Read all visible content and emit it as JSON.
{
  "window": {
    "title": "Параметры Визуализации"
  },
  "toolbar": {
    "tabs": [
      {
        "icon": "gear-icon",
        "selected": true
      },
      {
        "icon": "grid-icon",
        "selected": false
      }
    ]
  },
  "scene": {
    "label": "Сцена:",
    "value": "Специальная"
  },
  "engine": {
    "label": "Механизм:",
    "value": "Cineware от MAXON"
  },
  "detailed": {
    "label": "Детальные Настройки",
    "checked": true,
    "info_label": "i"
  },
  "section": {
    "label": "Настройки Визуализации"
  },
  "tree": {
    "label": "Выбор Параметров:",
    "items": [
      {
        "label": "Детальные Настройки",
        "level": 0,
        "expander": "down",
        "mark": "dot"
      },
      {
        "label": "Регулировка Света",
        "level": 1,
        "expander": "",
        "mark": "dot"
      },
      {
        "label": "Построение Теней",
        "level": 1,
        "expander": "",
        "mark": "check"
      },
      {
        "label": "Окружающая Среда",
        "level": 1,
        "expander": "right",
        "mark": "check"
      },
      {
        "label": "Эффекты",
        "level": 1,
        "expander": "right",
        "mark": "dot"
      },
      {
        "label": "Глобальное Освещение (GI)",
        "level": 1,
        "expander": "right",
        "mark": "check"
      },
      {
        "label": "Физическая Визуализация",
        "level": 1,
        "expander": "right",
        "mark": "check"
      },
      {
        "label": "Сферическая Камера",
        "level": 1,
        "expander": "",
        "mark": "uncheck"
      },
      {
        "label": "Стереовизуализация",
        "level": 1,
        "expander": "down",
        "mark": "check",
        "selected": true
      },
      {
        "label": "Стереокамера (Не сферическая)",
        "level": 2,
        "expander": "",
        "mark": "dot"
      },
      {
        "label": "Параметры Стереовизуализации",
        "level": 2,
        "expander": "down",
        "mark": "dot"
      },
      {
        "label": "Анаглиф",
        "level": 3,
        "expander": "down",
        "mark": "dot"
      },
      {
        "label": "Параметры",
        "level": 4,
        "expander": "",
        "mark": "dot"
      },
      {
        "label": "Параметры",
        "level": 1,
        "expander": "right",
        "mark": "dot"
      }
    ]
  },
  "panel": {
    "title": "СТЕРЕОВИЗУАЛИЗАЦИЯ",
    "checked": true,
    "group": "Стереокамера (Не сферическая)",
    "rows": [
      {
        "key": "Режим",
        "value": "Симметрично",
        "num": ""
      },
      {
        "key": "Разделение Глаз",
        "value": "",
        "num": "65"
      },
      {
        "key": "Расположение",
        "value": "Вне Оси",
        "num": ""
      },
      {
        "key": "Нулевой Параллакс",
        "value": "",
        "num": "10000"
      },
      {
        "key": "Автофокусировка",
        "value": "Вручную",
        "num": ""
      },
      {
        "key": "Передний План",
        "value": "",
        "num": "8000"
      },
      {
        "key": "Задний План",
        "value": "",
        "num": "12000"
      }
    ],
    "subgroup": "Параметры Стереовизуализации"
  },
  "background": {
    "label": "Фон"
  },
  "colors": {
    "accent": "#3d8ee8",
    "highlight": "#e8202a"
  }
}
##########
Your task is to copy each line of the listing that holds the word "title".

    "title": "Параметры Визуализации"
    "title": "СТЕРЕОВИЗУАЛИЗАЦИЯ",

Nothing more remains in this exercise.